— Action item —
Would you set down the lines running from the one that holds "What's the underlying" to the final line of the listing, both included, exactly and with no others?

** Opening Given information block **

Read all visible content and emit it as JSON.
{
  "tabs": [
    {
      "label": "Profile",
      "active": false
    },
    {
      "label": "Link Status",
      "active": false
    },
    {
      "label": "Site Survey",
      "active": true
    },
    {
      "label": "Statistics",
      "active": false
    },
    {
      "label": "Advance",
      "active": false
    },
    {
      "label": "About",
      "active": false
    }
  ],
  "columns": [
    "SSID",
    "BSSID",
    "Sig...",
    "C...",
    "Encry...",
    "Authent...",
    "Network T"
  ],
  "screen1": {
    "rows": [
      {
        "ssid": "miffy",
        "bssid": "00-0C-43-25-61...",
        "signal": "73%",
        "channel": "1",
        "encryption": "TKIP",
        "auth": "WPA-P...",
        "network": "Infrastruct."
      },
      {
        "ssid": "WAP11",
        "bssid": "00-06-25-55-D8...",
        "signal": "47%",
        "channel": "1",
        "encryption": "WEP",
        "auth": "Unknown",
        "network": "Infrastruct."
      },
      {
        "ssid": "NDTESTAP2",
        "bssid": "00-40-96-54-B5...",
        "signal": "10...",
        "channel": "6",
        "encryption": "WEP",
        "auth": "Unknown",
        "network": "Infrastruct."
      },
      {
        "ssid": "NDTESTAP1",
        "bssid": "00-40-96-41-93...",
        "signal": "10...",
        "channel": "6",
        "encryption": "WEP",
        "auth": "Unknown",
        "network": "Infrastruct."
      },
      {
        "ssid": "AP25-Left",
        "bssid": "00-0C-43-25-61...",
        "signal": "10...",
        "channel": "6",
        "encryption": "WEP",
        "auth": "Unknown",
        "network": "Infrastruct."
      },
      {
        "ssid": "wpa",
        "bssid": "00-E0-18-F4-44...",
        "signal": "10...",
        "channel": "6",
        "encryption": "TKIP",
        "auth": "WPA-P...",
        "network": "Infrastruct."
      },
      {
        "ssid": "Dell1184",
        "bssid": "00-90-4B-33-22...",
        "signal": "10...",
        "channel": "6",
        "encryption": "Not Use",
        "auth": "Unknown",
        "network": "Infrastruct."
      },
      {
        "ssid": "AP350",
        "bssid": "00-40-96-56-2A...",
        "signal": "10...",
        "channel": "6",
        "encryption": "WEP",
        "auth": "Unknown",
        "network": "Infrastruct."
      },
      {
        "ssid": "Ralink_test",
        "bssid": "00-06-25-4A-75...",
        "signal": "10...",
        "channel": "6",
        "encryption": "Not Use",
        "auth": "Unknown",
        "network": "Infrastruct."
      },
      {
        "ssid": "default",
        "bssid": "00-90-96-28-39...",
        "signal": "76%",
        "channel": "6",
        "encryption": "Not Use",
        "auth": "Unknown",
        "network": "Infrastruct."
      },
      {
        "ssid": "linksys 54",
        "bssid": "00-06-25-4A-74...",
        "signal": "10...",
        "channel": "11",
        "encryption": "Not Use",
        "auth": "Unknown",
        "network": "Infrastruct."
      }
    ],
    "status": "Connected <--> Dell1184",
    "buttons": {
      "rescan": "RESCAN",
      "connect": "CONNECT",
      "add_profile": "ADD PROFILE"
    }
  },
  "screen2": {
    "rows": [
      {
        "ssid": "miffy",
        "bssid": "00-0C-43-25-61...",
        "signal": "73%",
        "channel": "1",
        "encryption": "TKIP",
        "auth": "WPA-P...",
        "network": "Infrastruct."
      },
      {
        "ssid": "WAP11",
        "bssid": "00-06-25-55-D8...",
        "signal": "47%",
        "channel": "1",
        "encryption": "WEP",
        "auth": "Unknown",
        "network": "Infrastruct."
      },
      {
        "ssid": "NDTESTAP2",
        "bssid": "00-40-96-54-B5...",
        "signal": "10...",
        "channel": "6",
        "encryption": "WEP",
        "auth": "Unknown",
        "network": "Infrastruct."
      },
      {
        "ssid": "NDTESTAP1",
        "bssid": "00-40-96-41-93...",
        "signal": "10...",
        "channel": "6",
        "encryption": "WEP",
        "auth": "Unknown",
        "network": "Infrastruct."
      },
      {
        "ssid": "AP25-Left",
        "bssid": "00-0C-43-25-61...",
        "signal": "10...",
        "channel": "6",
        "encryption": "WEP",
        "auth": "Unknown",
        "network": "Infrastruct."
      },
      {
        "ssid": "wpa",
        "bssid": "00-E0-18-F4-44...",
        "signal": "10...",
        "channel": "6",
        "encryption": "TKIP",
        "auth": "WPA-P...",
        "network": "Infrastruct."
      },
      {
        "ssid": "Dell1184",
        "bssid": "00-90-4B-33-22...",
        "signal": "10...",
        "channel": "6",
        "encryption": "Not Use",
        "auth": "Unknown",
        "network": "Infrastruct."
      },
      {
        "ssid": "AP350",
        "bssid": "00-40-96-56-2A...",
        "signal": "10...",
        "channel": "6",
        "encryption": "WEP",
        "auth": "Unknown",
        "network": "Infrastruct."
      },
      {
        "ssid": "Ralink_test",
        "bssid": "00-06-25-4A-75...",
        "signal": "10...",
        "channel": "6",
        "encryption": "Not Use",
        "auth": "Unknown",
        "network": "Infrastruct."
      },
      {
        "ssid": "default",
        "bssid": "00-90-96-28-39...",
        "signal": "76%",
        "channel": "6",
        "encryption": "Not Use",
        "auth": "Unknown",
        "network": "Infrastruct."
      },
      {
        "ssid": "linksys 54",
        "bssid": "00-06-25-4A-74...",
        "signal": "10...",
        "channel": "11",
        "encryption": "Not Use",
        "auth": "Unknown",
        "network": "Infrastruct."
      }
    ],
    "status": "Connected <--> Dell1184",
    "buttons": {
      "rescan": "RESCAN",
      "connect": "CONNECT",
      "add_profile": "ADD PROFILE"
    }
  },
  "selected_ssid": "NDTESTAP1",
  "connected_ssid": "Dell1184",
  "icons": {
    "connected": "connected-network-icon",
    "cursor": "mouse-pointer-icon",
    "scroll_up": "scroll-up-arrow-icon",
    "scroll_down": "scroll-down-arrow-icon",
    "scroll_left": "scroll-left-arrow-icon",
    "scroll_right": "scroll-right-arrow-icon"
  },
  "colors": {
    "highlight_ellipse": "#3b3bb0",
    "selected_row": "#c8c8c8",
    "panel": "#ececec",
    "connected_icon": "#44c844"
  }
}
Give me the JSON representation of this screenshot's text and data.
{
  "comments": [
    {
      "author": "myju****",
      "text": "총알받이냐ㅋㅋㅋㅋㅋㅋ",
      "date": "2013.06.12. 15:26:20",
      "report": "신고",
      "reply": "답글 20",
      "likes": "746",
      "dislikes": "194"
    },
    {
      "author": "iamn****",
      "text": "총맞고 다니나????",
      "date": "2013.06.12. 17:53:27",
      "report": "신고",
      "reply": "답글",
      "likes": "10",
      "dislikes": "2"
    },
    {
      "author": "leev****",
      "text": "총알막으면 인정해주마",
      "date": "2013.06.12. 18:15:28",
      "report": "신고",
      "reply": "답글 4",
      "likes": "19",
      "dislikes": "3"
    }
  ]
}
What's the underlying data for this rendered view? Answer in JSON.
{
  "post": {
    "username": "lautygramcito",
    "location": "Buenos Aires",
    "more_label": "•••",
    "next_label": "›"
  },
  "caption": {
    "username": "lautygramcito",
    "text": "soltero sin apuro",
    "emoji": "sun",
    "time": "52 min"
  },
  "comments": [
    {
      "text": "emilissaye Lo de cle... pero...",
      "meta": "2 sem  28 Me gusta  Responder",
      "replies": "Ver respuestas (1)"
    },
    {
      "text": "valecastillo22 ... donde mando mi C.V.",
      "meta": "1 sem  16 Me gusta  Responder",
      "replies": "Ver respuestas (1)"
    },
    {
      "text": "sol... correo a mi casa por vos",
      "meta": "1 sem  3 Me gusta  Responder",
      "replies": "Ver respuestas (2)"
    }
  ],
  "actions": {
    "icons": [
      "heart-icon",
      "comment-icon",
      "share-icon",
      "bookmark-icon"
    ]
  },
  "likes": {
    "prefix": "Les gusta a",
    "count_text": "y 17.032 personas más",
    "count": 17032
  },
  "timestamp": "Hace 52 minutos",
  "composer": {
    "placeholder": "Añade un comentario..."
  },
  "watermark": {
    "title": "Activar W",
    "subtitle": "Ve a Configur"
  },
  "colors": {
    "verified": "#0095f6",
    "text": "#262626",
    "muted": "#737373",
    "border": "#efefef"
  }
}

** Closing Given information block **

— Exercise result —
What's the underlying data for this rendered view? Answer in JSON.
{
  "post": {
    "username": "lautygramcito",
    "location": "Buenos Aires",
    "more_label": "•••",
    "next_label": "›"
  },
  "caption": {
    "username": "lautygramcito",
    "text": "soltero sin apuro",
    "emoji": "sun",
    "time": "52 min"
  },
  "comments": [
    {
      "text": "emilissaye Lo de cle... pero...",
      "meta": "2 sem  28 Me gusta  Responder",
      "replies": "Ver respuestas (1)"
    },
    {
      "text": "valecastillo22 ... donde mando mi C.V.",
      "meta": "1 sem  16 Me gusta  Responder",
      "replies": "Ver respuestas (1)"
    },
    {
      "text": "sol... correo a mi casa por vos",
      "meta": "1 sem  3 Me gusta  Responder",
      "replies": "Ver respuestas (2)"
    }
  ],
  "actions": {
    "icons": [
      "heart-icon",
      "comment-icon",
      "share-icon",
      "bookmark-icon"
    ]
  },
  "likes": {
    "prefix": "Les gusta a",
    "count_text": "y 17.032 personas más",
    "count": 17032
  },
  "timestamp": "Hace 52 minutos",
  "composer": {
    "placeholder": "Añade un comentario..."
  },
  "watermark": {
    "title": "Activar W",
    "subtitle": "Ve a Configur"
  },
  "colors": {
    "verified": "#0095f6",
    "text": "#262626",
    "muted": "#737373",
    "border": "#efefef"
  }
}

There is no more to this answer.